Apart from this, there is little that Hicks can legitimately complain about in relation to his detention. Critics of the US lack a historical and comparative perspective, and see far too much through the prism of the Australian criminal justice system. The Americans would have been perfectly entitled to hold Hicks for the duration of hostilities, even if he had been a regular soldier. This has happened to many Australians in living memory, but unlike Hicks they too often fell into the hands of barbarians. Just look at the photographs of the survivors of the Japanese death camps, and compare them with Hicks.
While the military commissions have to be fair and conform to international standards,
they do not have to be a mirror image of an Australian criminal trial with all its
imponderable technicalities, its almost impenetrable rules on the admissibility
of evidence and its many indulgences towards the accused.
Whether it is necessary to go as far as we do at home is a matter of increasing community debate.

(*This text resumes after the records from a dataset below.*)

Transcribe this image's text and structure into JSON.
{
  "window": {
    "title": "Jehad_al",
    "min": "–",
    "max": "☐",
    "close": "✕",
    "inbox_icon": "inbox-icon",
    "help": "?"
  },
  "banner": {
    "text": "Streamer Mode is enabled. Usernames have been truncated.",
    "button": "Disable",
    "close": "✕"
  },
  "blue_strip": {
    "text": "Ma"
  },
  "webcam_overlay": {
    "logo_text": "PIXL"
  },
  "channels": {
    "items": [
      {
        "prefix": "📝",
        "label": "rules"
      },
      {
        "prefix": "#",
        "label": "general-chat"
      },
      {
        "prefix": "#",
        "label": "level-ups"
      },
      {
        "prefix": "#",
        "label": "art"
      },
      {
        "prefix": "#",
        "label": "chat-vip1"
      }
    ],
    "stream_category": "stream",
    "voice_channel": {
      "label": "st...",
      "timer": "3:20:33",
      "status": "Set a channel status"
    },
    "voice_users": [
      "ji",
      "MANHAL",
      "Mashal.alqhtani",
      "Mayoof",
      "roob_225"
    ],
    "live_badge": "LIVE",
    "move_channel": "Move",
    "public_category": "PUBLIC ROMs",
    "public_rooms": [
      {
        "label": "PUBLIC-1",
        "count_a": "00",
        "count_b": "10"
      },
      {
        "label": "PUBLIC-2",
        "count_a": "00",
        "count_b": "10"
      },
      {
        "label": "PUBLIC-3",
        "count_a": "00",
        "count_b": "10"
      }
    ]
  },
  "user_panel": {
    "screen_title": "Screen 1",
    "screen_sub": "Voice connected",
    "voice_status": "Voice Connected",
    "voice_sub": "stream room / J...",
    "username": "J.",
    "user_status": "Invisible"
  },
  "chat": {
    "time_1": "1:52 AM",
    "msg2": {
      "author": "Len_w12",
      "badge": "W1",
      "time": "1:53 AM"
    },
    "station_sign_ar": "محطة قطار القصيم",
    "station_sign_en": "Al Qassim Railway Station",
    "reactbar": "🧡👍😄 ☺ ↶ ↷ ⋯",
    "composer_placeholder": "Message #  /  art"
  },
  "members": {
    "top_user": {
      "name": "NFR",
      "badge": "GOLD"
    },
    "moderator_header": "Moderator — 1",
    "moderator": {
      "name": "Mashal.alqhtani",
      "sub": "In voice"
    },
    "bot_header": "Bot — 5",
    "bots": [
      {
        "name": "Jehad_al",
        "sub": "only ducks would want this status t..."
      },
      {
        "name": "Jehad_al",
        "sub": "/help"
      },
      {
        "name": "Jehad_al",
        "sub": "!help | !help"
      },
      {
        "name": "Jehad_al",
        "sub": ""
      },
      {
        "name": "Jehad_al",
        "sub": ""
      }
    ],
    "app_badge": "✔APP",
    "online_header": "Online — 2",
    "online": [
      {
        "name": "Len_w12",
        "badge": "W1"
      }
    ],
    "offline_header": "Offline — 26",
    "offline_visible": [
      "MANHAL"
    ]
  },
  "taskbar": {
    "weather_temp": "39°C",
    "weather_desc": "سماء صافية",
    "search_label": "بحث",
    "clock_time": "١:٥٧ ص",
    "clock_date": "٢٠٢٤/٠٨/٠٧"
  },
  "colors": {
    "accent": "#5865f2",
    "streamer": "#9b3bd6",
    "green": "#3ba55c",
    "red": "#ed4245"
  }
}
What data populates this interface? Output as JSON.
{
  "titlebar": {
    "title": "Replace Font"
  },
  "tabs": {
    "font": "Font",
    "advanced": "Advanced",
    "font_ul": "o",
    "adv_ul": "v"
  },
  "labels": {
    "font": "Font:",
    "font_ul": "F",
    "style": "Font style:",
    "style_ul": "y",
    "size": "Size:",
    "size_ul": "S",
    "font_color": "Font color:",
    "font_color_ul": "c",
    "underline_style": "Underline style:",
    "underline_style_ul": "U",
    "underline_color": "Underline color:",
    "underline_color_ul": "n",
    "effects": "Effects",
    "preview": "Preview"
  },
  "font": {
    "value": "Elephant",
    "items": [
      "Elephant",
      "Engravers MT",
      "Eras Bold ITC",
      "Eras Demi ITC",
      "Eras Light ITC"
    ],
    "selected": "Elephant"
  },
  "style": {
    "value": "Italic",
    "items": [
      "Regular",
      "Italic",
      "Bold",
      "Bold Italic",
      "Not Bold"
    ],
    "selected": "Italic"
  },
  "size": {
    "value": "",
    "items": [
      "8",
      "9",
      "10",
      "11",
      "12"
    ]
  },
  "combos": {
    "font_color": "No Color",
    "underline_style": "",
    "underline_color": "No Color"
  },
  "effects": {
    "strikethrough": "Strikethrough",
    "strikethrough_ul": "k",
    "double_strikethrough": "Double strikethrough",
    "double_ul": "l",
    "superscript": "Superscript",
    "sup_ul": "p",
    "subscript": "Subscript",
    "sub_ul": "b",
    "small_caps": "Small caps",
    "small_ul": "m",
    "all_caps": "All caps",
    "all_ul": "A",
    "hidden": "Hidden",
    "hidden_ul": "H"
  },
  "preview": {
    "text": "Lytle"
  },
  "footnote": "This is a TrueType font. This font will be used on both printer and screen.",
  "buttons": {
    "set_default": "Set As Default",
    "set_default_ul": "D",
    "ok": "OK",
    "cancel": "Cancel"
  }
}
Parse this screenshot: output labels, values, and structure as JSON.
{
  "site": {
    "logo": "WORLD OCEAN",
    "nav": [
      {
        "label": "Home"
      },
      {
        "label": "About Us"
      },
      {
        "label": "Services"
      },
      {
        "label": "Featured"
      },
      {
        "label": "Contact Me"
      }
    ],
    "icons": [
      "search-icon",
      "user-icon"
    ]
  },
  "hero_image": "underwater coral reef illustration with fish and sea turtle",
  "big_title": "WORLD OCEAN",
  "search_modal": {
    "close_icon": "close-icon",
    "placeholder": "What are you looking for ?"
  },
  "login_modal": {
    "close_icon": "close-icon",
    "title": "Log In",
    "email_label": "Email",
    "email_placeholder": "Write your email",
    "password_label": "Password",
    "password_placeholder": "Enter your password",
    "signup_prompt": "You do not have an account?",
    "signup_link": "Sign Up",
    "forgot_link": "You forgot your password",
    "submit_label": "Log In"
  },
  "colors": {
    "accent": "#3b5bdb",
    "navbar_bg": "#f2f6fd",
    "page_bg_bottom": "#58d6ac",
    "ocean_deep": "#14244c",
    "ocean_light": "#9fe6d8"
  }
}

But this is neither the standard to be followed in war, nor is it the standard followed in other democratic countries. Indeed this may have been a consideration in allowing Willie Brigitte to be tried in France about a terrorist attack he had planned to take place here.
Nor has Hicks been charged with an offence that did not exist when he committed it.
The US legislation specifically states that it does not establish new offences but
merely codifies existing ones. The US is one country that, more than most, operates under a strict rule of law: if the offence is novel, as the Hicks industry claims, it is an open invitation to a vast army of lawyers ready to have the case thrown out by an ever-vigilant appeals court.
It is not the detention nor the process that is wrong, it is the gag. It is not so much that the gag will serve little purpose and could easily be circumvented. It is that it offends the basic right to freedom of speech that all free men should enjoy.
This is not there just for Hicks's benefit, indeed it is to be hoped that any profit he or his family glean from his crime is allocated first to repaying the taxpayers of this country for the vast sums spent not only on his defence, but also the visits by consular officials and relatives and the funding of an SBS film apparently advancing his cause.
Hicks's freedom to speak is also our freedom to hear. We may learn something of vital public interest. We may also learn a lot of rubbish. But in seeing him, in hearing him, and in reading him, we, and not just the government, Australian or American, will be able to make the judgment we are entitled to make as free citizens as to whether he is still a danger, whether he is genuinely contrite, and whether he was fairly detained.
In any democratic country, freedom of speech is the cornerstone on which other freedoms are based. To the extent that Hicks, when free, is denied that freedom, our freedom too is diminished.
David Hicks Case Information